Lennie Walker is mourning the death of her older, more outgoing, dynamic sister. Always content to be Bailey's sidekick, she now must navigate her life alone. She's also dealing with complex feelings for the mother who abandoned her at age one and her custodial grandmother's reluctance to talk about it. For the first time, boys are noticing her, most notably Bailey's sad, lost boyfriend Toby and new, adorable guy Joe. She identifies with Toby's depression and grief, while Joe brings a new vivacity for moving forward. Can she manage two opposites or will their worlds collide?

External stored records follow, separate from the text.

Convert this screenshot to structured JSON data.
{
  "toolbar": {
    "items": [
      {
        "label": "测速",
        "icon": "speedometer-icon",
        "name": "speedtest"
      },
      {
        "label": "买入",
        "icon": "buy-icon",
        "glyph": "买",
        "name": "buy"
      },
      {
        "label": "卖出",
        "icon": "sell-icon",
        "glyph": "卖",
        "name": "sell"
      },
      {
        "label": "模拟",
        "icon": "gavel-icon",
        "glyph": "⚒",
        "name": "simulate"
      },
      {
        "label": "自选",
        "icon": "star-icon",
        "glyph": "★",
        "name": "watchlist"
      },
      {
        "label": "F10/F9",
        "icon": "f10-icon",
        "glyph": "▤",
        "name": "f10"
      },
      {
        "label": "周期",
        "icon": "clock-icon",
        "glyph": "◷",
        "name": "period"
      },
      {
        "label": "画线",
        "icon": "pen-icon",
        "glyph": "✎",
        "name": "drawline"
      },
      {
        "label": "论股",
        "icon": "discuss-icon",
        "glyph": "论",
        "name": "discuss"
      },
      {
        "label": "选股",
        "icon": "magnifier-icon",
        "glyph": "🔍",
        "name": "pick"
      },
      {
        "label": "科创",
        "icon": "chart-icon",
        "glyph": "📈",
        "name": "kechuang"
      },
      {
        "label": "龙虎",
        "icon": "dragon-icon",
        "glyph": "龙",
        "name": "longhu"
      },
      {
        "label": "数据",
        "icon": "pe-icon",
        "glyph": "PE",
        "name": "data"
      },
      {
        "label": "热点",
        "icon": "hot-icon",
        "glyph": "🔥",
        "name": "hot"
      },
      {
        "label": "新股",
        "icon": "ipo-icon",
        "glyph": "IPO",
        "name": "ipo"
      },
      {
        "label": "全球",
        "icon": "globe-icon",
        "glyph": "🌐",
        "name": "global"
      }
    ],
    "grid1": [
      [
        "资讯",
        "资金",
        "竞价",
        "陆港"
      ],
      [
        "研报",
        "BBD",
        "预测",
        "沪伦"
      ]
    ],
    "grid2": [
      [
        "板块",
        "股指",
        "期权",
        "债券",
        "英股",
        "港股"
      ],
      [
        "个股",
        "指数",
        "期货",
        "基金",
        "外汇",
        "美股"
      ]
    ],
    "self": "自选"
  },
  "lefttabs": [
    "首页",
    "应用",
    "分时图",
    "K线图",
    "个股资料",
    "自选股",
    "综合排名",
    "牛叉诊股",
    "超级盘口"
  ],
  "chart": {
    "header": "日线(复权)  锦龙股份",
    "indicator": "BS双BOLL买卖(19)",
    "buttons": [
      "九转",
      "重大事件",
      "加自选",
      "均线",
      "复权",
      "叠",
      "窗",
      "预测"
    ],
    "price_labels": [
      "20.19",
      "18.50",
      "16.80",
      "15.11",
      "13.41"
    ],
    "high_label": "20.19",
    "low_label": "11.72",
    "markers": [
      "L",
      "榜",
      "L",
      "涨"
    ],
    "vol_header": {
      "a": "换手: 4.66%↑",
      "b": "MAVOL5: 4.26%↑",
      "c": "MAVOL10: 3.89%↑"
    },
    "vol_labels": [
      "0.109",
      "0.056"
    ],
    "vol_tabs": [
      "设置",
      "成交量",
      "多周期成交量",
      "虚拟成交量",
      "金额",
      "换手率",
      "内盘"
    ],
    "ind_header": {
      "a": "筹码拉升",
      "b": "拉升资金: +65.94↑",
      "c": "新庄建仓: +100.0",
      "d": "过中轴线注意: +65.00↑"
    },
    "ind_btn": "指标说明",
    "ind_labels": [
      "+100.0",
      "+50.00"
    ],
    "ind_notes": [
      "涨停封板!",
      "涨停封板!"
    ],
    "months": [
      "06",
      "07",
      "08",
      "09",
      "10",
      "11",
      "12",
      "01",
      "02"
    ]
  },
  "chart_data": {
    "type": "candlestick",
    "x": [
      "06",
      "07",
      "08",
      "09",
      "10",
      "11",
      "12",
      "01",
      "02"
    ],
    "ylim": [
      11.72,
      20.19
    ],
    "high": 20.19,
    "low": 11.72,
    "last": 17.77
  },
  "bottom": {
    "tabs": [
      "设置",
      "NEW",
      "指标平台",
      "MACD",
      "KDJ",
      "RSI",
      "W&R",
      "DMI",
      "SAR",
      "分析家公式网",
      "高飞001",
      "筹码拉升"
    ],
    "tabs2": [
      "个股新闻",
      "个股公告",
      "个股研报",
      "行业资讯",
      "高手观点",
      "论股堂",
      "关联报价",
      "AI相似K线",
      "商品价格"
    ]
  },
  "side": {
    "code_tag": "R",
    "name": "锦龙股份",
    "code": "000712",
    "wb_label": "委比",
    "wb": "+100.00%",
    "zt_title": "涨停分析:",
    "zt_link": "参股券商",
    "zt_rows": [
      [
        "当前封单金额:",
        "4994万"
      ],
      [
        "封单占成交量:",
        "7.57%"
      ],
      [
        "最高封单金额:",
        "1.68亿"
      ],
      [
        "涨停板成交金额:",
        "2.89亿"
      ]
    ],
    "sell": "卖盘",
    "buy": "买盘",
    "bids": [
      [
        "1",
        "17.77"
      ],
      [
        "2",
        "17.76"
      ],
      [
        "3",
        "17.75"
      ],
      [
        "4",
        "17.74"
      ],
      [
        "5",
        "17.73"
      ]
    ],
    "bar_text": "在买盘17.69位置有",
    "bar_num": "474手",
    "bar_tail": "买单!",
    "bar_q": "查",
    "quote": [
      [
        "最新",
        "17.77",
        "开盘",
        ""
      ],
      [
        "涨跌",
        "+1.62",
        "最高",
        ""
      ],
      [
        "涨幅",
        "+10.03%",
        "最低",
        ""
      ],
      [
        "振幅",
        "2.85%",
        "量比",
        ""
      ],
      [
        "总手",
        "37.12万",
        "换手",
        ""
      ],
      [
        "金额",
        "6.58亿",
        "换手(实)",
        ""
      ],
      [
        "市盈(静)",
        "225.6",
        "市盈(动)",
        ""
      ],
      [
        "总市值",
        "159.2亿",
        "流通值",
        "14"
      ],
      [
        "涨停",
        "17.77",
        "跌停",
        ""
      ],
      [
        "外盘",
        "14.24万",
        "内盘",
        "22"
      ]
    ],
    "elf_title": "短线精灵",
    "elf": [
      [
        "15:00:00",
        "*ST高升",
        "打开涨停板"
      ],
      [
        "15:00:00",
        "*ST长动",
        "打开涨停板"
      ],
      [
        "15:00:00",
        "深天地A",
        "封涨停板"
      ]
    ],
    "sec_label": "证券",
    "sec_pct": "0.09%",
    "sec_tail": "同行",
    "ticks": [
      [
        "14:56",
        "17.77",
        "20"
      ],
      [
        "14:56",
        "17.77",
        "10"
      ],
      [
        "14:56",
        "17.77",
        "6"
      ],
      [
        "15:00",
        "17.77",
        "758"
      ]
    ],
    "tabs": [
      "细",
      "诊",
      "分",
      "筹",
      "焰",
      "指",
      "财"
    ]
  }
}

Lennie is a fresh, unique, not always likable narrator. Her pain is raw and real, the way she deals with her sadness is to write poetry and withdraw from family and friends, even when she saw the hurt she caused. She was multi-layered and achieved some emotional growth. Her potential love interests were less developed, although the grandmother had some depth. The characters were the strongest part of this novel.
I had such high expectations for THE SKY IS EVERYWHERE, based on mostly glowing reviews. The plot, or lack of plot was a big let down. I didn't feel like Lennie let me in enough to view the book as a character study. I literally had to force myself to keep reading. The ending was the biggest disappointment, so many unanswered questions, questions that may have been in a box Lennie looked through but didn't share with readers. What's up with that?
Based on so many positive reviews, an audience for THE SKY IS EVERYWHERE exists, and Jandry Nelson certainly knows how to create unique, interesting characters. Readers who like character driven stories and who don't mind unanswered questions will enjoy this read.
Themes: grief, first loves, abandonment, sisters, unconventional families, poetry, and music.